> _Task material_:
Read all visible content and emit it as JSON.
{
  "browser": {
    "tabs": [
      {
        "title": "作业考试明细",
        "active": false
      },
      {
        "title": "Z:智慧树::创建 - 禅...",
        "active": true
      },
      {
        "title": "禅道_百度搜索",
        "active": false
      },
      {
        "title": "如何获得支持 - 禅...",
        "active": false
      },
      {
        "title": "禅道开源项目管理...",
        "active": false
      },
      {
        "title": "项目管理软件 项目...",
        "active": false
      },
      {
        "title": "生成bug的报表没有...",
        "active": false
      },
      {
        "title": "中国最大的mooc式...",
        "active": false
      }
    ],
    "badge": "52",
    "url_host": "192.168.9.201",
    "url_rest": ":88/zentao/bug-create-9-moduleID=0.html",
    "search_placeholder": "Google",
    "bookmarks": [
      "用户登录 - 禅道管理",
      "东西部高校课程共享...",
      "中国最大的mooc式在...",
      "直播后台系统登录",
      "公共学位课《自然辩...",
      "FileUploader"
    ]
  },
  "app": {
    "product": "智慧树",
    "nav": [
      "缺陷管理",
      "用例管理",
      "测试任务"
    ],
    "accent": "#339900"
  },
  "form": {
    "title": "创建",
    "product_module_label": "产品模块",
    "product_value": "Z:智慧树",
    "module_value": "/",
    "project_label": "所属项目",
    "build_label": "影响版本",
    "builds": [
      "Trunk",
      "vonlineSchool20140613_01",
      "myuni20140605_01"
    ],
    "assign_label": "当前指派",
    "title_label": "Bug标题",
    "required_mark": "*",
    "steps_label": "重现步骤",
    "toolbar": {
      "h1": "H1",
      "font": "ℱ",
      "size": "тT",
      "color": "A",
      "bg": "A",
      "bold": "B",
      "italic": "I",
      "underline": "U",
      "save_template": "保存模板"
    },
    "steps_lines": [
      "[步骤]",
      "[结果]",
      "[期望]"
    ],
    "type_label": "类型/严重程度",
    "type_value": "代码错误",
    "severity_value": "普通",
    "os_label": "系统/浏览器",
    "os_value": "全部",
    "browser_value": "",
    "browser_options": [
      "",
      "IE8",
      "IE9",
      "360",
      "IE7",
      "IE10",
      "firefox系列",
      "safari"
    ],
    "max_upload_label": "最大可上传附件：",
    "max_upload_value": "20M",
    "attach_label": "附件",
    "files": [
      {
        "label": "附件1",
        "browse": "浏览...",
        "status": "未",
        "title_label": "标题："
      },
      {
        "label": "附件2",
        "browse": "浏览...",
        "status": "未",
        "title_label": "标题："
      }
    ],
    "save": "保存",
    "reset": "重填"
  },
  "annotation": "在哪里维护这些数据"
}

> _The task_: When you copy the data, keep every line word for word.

> _Output for this exercise_:
Read all visible content and emit it as JSON.
{
  "browser": {
    "tabs": [
      {
        "title": "作业考试明细",
        "active": false
      },
      {
        "title": "Z:智慧树::创建 - 禅...",
        "active": true
      },
      {
        "title": "禅道_百度搜索",
        "active": false
      },
      {
        "title": "如何获得支持 - 禅...",
        "active": false
      },
      {
        "title": "禅道开源项目管理...",
        "active": false
      },
      {
        "title": "项目管理软件 项目...",
        "active": false
      },
      {
        "title": "生成bug的报表没有...",
        "active": false
      },
      {
        "title": "中国最大的mooc式...",
        "active": false
      }
    ],
    "badge": "52",
    "url_host": "192.168.9.201",
    "url_rest": ":88/zentao/bug-create-9-moduleID=0.html",
    "search_placeholder": "Google",
    "bookmarks": [
      "用户登录 - 禅道管理",
      "东西部高校课程共享...",
      "中国最大的mooc式在...",
      "直播后台系统登录",
      "公共学位课《自然辩...",
      "FileUploader"
    ]
  },
  "app": {
    "product": "智慧树",
    "nav": [
      "缺陷管理",
      "用例管理",
      "测试任务"
    ],
    "accent": "#339900"
  },
  "form": {
    "title": "创建",
    "product_module_label": "产品模块",
    "product_value": "Z:智慧树",
    "module_value": "/",
    "project_label": "所属项目",
    "build_label": "影响版本",
    "builds": [
      "Trunk",
      "vonlineSchool20140613_01",
      "myuni20140605_01"
    ],
    "assign_label": "当前指派",
    "title_label": "Bug标题",
    "required_mark": "*",
    "steps_label": "重现步骤",
    "toolbar": {
      "h1": "H1",
      "font": "ℱ",
      "size": "тT",
      "color": "A",
      "bg": "A",
      "bold": "B",
      "italic": "I",
      "underline": "U",
      "save_template": "保存模板"
    },
    "steps_lines": [
      "[步骤]",
      "[结果]",
      "[期望]"
    ],
    "type_label": "类型/严重程度",
    "type_value": "代码错误",
    "severity_value": "普通",
    "os_label": "系统/浏览器",
    "os_value": "全部",
    "browser_value": "",
    "browser_options": [
      "",
      "IE8",
      "IE9",
      "360",
      "IE7",
      "IE10",
      "firefox系列",
      "safari"
    ],
    "max_upload_label": "最大可上传附件：",
    "max_upload_value": "20M",
    "attach_label": "附件",
    "files": [
      {
        "label": "附件1",
        "browse": "浏览...",
        "status": "未",
        "title_label": "标题："
      },
      {
        "label": "附件2",
        "browse": "浏览...",
        "status": "未",
        "title_label": "标题："
      }
    ],
    "save": "保存",
    "reset": "重填"
  },
  "annotation": "在哪里维护这些数据"
}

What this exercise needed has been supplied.